The process of hemming seals the inner and outer panels of hoods, deck lids, doors and sun roofs on vehicles by folding over the outside walls of the panels, first at a 45 degree angle that is then flattened out. The hemmer die’s function is to hold the inner and outer panels (outer is underneath and inner is on top) and then stamp down on the outer flange. Hemming is a very critical part of the overall quality of a vehicle, because if the hem is not correct, the vehicle lines will not look right.
“This is the first time the Dearborn Tool and Die Plant (DTD) will be trying out hemmer dies,” said Terry Henning, plant manager, DTD. “This will help eliminate the hand-off and allow for body construction to have full ownership of the process under one roof. This is one vital step of our goal of producing Best in World closure panels”

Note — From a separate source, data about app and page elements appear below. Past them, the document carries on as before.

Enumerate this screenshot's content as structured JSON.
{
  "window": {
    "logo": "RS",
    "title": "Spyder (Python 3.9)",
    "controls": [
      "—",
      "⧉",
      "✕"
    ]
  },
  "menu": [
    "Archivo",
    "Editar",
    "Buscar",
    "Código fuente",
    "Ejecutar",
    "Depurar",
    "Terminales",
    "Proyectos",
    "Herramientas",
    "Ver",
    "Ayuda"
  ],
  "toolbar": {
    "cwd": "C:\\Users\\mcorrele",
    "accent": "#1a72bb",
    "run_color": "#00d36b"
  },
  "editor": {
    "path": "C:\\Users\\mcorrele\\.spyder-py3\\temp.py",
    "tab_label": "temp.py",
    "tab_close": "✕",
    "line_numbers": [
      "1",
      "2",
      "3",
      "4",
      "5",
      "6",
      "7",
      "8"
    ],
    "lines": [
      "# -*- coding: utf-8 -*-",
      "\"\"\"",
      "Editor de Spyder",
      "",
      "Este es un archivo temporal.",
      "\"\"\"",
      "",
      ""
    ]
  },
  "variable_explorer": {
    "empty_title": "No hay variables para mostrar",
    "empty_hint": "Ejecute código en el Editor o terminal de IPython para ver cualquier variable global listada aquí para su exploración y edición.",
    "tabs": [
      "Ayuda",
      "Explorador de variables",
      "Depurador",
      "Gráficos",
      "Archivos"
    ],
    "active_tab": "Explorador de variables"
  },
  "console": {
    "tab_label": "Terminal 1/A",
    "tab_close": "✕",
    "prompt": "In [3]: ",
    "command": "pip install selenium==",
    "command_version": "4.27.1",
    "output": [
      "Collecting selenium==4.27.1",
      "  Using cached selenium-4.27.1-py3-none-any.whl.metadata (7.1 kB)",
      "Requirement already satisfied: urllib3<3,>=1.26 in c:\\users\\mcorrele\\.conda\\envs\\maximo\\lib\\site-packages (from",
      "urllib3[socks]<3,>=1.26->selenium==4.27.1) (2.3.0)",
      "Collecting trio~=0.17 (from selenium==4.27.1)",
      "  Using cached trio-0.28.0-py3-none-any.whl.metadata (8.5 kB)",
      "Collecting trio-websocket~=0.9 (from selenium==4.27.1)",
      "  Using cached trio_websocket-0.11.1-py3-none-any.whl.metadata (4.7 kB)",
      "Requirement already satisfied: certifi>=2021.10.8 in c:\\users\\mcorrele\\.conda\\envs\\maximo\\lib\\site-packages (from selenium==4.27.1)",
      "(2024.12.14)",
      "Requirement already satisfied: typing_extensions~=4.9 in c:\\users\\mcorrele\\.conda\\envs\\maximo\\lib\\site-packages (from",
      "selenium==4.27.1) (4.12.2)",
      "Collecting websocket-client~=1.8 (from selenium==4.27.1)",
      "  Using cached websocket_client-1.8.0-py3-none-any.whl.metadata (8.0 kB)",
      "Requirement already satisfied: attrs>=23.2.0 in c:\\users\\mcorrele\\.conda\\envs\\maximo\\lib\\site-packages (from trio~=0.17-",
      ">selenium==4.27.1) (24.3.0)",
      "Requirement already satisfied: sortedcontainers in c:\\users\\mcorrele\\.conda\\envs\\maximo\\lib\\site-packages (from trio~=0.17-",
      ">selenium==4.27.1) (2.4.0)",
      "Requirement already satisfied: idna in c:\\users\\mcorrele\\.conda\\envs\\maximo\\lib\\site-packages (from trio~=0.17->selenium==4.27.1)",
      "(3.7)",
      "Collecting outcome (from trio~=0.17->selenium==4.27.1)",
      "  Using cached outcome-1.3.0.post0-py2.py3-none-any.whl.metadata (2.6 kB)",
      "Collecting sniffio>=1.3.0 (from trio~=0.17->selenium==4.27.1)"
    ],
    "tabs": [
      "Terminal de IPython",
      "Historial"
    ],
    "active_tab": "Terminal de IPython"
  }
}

“The main goal of starting to tryout hemmer dies at DTD is to improve the overall process,” said Ken Schmidt, tryout manager, DTD. “Now we can get instant feedback. We can have the inner and outer panels hemmed right on site and see how they are fitting. Also, the quality increases immensely.”
Schmidt also noted that communication between the body shop and the body construction will improve 100 percent.
This initial tryout has been done with body construction, engineering and Dearborn Tool & Die personnel. The body construction team, led by Marc Foresi, commodity supervisor for Ford Vehicle Operations, have been very instrumental in driving this initiative.
Right now, there are two die makers working on the tryout of the hemmer die.
“These UAW workers will follow the hemmer die down to Louisville Assembly Plant to help launch the die in the plant,” Henning explained. “We have never sent people to travel with the die to the production plant where they own the job and it is their responsibility. This is a testament to the upscale work these UAW workers do here at this plant.”
Once the panels are hemmed together, the now married panels are put onto an assembly gauge. This mimics the entire build and the die makers are able to see the quality of the assembly.
Currently, DTD is still in the try-out stage with the hemmer dies using a mechanical press to test everything out. The possibility exists for DTD to build the hemmer dies. DTD is getting a production hemmer press to simulate the assembly plant environment. This will improve the quality of the dies in real-world situations.
“This is another way that the plant is going further with Ford to help insource the work, utilize the UAW workers skills and increase the quality for launch,” Henning said.
DTD is the only tool and die facility Ford owns in the United States.